The Ninja (1986)
By: Sega Genre: Run 'n' Gun Players: 1-2 Difficulty: Medium-Hard
Featured Version: Sega Master System First Day Score: 78,900
Also Available For: Arcade, SG-1000
Ninjas are awesome, everyone knows that. The late 80's to early 90's saw their popularity in my part of the world peak and this naturally translated to the videogames market perfectly. There were many games based on their exploits released but most of these were side-viewed run 'n' gun style games. One of Sega's earliest offerings did things a little differently. It was similar in style to Capcom's Commando, which was released around the same time, but replaced the various soldiers with ninjas and other Japanese warriors, and like Commando was first released in the arcades. At this point the game was known as Sega Ninja but in Japan it went by the slightly more appealing name of Ninja Princess.
There are thirteen stages altogether, from the onset of your quest to the final confrontation, and they are all filled with lots of hostile warrior types. You'll generally start from the bottom of each stage and work your way up, encountering various ninja and samurai types as you go. Kazamaru is initially armed with an unlimited supply of throwing knives which travel pretty quickly but aren't very powerful. Certain enemies leave behind scrolls when defeated, however. The blue one acts as a speed-up while the red ones upgrade your throwing knives to full-on shurikens, each of which cuts through several enemies at a time. The last kind of scroll is the green one which doesn't seem to do anything at first. It later transpires, however, that there are five of them hidden throughout the game which must be collected to enable access to the final stage.
The various enemies aren't particularly varied with only a few different kinds and some slight variations but their numbers and techniques do gradually change. They will automatically run toward you from the start but their weapons seemingly get upgraded through the course of the game too.
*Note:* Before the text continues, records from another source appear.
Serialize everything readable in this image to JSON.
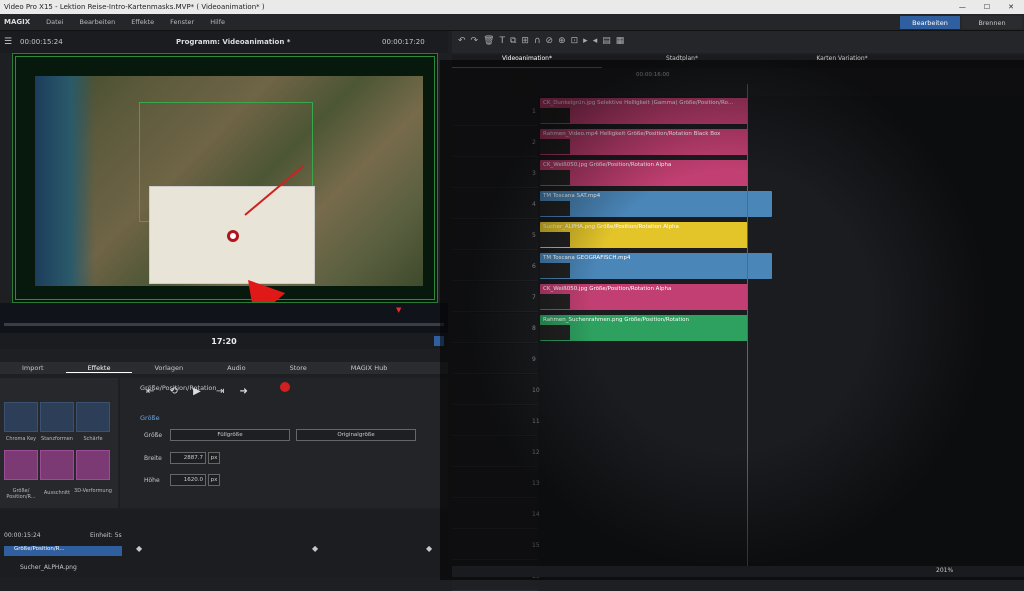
{
  "window": {
    "title": "Video Pro X15 - Lektion Reise-Intro-Kartenmasks.MVP* ( Videoanimation* )"
  },
  "menu": {
    "logo": "MAGIX",
    "items": [
      "Datei",
      "Bearbeiten",
      "Effekte",
      "Fenster",
      "Hilfe"
    ],
    "mode_edit": "Bearbeiten",
    "mode_burn": "Brennen"
  },
  "preview": {
    "time_left": "00:00:15:24",
    "program": "Programm: Videoanimation *",
    "time_right": "00:00:17:20",
    "position": "17:20"
  },
  "browser": {
    "tabs": [
      "Import",
      "Effekte",
      "Vorlagen",
      "Audio",
      "Store",
      "MAGIX Hub"
    ]
  },
  "effects": {
    "items": [
      "Chroma Key",
      "Stanzformen",
      "Schärfe",
      "Größe/ Position/R...",
      "Ausschnitt",
      "3D-Verformung"
    ]
  },
  "props": {
    "header": "Größe/Position/Rotation",
    "section": "Größe",
    "size_label": "Größe",
    "btn_fill": "Füllgröße",
    "btn_orig": "Originalgröße",
    "width_label": "Breite",
    "width_val": "2887.7",
    "height_label": "Höhe",
    "height_val": "1620.0",
    "unit": "px"
  },
  "keyframes": {
    "time": "00:00:15:24",
    "unit_label": "Einheit: 5s",
    "track_label": "Größe/Position/R...",
    "file": "Sucher_ALPHA.png"
  },
  "timeline": {
    "tabs": [
      "Videoanimation*",
      "Stadtplan*",
      "Karten Variation*"
    ],
    "ruler_time": "00:00:16:00",
    "clips": [
      {
        "label": "CK_Dunkelgrün.jpg  Selektive Helligkeit (Gamma)  Größe/Position/Ro...",
        "color": "#c13f72"
      },
      {
        "label": "Rahmen_Video.mp4  Helligkeit  Größe/Position/Rotation Black Box",
        "color": "#c13f72"
      },
      {
        "label": "CK_Weiß050.jpg  Größe/Position/Rotation Alpha",
        "color": "#c13f72"
      },
      {
        "label": "TM Toscana SAT.mp4",
        "color": "#4a86b8"
      },
      {
        "label": "Sucher_ALPHA.png  Größe/Position/Rotation Alpha",
        "color": "#e3c52a"
      },
      {
        "label": "TM Toscana GEOGRAFISCH.mp4",
        "color": "#4a86b8"
      },
      {
        "label": "CK_Weiß050.jpg  Größe/Position/Rotation Alpha",
        "color": "#c13f72"
      },
      {
        "label": "Rahmen_Suchenrahmen.png  Größe/Position/Rotation",
        "color": "#2ea060"
      }
    ],
    "track_numbers": [
      "1",
      "2",
      "3",
      "4",
      "5",
      "6",
      "7",
      "8",
      "9",
      "10",
      "11",
      "12",
      "13",
      "14",
      "15",
      "16"
    ],
    "zoom": "201%"
  }
}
Some, such as the standard ninjas, don't hurt you just from touching you, but other enemies do, such as the ones armed with swords. Some ninjas have apparently mastered magic too. One type can turn into ravenous wolves while others can use Elven-style cloaks to disguise themselves as rocks! In either case, Kazamaru is felled by a single strike from any of them but, helpfully, you can block enemy shots by shooting them with your own.
Some of the ninjas on later stages even run around you in super-fast circles firing away if you let them get too close! Mercifully, none of the enemies respawn so if you find yourself inundated, you can seek refuge in previous parts of a stage, but another option exists too - with a press of both controller buttons Kazamaru can turn himself invisible for a second, but since he's invulnerable while invisible this can be an invaluable second if timed right. Talking of the stages, they are probably the best part of the game. Many of them are up-the-screen affairs as mentioned but they are interspersed with some more creative ones. Stage two, for example, sees Kazamaru making him way up a hill dodging falling boulders as well as teleporting ninjas!
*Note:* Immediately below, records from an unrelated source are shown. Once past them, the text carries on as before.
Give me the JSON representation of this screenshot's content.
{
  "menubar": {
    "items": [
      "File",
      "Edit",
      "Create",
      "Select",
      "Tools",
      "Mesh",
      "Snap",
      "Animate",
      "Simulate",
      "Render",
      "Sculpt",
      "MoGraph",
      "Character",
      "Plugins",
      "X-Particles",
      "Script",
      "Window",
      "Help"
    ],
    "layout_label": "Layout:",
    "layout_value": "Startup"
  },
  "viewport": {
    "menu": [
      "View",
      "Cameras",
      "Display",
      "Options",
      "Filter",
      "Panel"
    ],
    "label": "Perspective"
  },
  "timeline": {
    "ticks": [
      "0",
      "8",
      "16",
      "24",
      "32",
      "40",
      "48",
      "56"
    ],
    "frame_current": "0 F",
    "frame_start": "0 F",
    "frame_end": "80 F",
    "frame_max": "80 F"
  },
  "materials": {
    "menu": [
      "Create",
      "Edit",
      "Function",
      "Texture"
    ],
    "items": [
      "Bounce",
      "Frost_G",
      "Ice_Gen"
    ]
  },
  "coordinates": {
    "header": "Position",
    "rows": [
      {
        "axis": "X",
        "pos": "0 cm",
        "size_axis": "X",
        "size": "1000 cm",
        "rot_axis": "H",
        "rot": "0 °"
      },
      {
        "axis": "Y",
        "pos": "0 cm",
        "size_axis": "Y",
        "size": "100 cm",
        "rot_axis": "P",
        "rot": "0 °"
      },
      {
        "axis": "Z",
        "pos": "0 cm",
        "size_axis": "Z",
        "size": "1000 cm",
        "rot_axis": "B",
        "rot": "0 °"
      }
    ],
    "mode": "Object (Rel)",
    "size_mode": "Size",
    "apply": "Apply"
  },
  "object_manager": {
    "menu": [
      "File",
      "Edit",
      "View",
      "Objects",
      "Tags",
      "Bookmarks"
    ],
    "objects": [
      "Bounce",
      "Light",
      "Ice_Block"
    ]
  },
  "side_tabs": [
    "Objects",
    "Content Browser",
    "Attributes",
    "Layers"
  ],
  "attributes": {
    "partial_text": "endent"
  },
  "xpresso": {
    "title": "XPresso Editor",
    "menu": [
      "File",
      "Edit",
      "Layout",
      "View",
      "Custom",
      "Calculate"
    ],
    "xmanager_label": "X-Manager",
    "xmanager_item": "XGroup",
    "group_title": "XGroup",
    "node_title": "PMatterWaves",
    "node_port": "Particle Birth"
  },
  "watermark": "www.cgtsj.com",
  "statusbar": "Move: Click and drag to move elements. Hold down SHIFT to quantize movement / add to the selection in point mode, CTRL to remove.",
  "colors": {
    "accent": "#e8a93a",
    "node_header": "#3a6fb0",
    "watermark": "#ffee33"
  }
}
Others see him riding logs down a river, Frogger-style, while enemies attack, dodging stampeding horses and fire-breathing enemies, and he even has to climb a rock face. The up-the-screen stages are fairly varied too, taking in grasslands, courtyards, villages, temples, and other things of that nature. Regardless of the type of stage, each ends with a fight against a boss who usually have some ninja cronies hanging around too. As mentioned, you can only gain access to the final stage once you've found and collected all five green scrolls which are hidden through the game, so explore each stage carefully - the game will send you back to look for them if you missed any!
As well as being a fairly early Master System game, The Ninja was also a pretty basic one and was part of the budget range Sega later introduced. The graphics are colourful and nicely detailed, featuring surprisingly little flicker or slowdown, but the animation and variety through the game is lacking somewhat. It's the same story with the sound really. The effects and music are pretty good but they change little and can grate a bit after a while. These points don't really affects the enjoyment of playing much though, and The Ninja is indeed a very playable game. Control and collision-detection are top-notch and all the enemies always appear in the same place each time, so even though it's a pretty tricky game, practise can see good progress. To a highly-skilled player it could be rather short game (15 minutes or so) but for most gamers this will provide a good and entertaining challenge. About the only thing that would realistically make this game any better is improved enemy AI, but as it stands The Ninja is still an addictive and action-packed game which comes highly recommended.
RKS Score: 8/10